Green's rookie year in the PWBA was in 2022, and she found immediate success, finishing 13th among rookies on the national tour and 81st in total points. Last year, she was 91st in total points.

She'll return to pro action for a handful of tournaments this year, including the PWBA U.S. Open on June 11-18 in Indianapolis.

"I'm excited to go and compete there and meet a bunch of other bowlers," Green said. "I've made lots of friendships from all over the world, just from bowling."

Pro bowling also gives her the ultimate dose of competition. Stepladder matches — or head-to-head matches against another individual — are a particular type of showdown she thrives in.

"It's very competitive, very heart-racing," Green said. "It gets your anxiety up a little bit. But having that winning moment is definitely something that you can't compare to anything else."

Fortunately, pro bowling fits well with Green's new schedule as a head coach. Tournaments are in the summer, so she's able to travel and compete — and recruit on the road — while school isn't in session.

Balancing coaching and competing is common in the industry.

"For professional bowlers, if they're not sponsored by a lot of companies, a lot of them are collegiate coaches or high school coaches. So it just works hand-in-hand," she said.

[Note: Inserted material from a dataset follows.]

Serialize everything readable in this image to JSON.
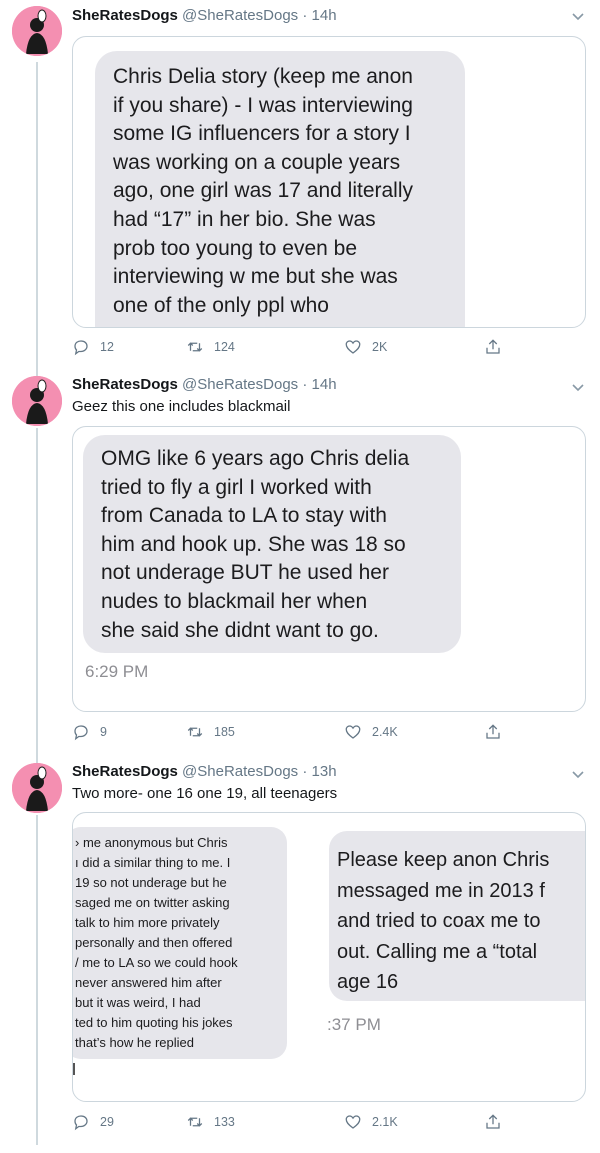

But for Green, getting into coaching isn't about convenience. She's a teacher by craft, having received her bachelor's degree in elementary education with a special education endorsement. Prior to coaching, she was an assistant director at an early childhood center in Dubuque.

She plans on utilizing her teaching skills to help her as a coach.

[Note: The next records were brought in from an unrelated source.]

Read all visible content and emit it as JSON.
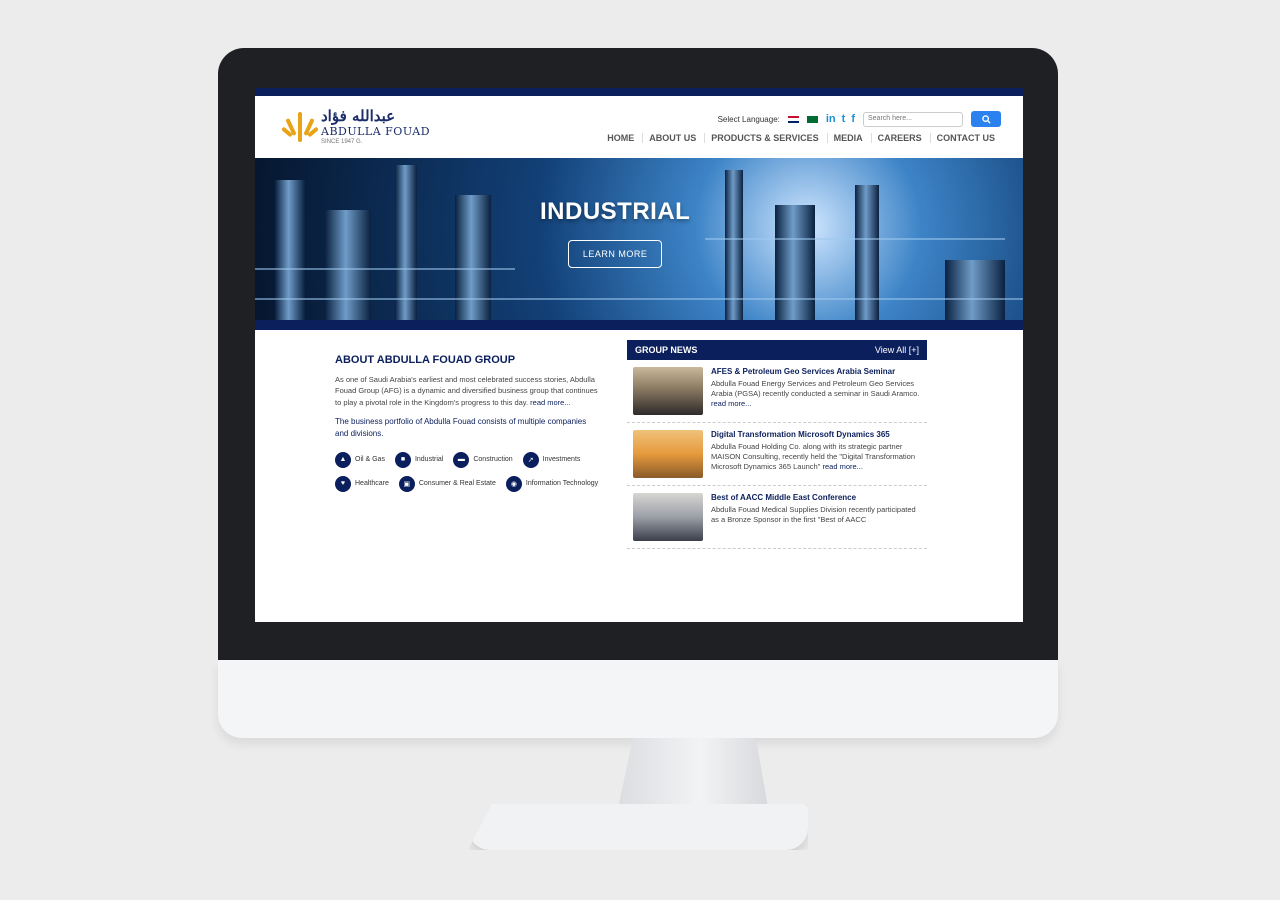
{
  "header": {
    "logo_arabic": "عبدالله فؤاد",
    "logo_name": "ABDULLA FOUAD",
    "logo_sub": "SINCE 1947 G.",
    "select_language": "Select Language:",
    "social": [
      "in",
      "t",
      "f"
    ],
    "search_placeholder": "Search here...",
    "nav": [
      "HOME",
      "ABOUT US",
      "PRODUCTS & SERVICES",
      "MEDIA",
      "CAREERS",
      "CONTACT US"
    ]
  },
  "hero": {
    "title": "INDUSTRIAL",
    "cta": "LEARN MORE"
  },
  "about": {
    "title": "ABOUT ABDULLA FOUAD GROUP",
    "p1": "As one of Saudi Arabia's earliest and most celebrated success stories, Abdulla Fouad Group (AFG) is a dynamic and diversified business group that continues to play a pivotal role in the Kingdom's progress to this day.",
    "read_more": "read more...",
    "p2": "The business portfolio of Abdulla Fouad consists of multiple companies and divisions.",
    "sectors": [
      "Oil & Gas",
      "Industrial",
      "Construction",
      "Investments",
      "Healthcare",
      "Consumer & Real Estate",
      "Information Technology"
    ]
  },
  "news": {
    "title": "GROUP NEWS",
    "view_all": "View All [+]",
    "items": [
      {
        "title": "AFES & Petroleum Geo Services Arabia Seminar",
        "body": "Abdulla Fouad Energy Services and Petroleum Geo Services Arabia (PGSA) recently conducted a seminar in Saudi Aramco.",
        "read_more": "read more..."
      },
      {
        "title": "Digital Transformation Microsoft Dynamics 365",
        "body": "Abdulla Fouad Holding Co. along with its strategic partner MAISON Consulting, recently held the \"Digital Transformation Microsoft Dynamics 365 Launch\"",
        "read_more": "read more..."
      },
      {
        "title": "Best of AACC Middle East Conference",
        "body": "Abdulla Fouad Medical Supplies Division recently participated as a Bronze Sponsor in the first \"Best of AACC",
        "read_more": ""
      }
    ]
  }
}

"My coaching philosophy is definitely to build a healthy and positive community with my bowlers," Green said. "It's really important to build relationships with those kiddos right off the bat. So I think doing lots of fun activities with them and getting to know them other than bowling will really help build that relationship and build that trust between the players and the coaches."

The program has had its ups and downs in the time Green has been gone, but she's committed to making it competitive once again.

"They've kind of struggled building a team," Green said. "So hopefully with me on board, and with me bowling these professional tournaments, we can get Clarke's name out there so we can get some more recruits coming in and grow our program."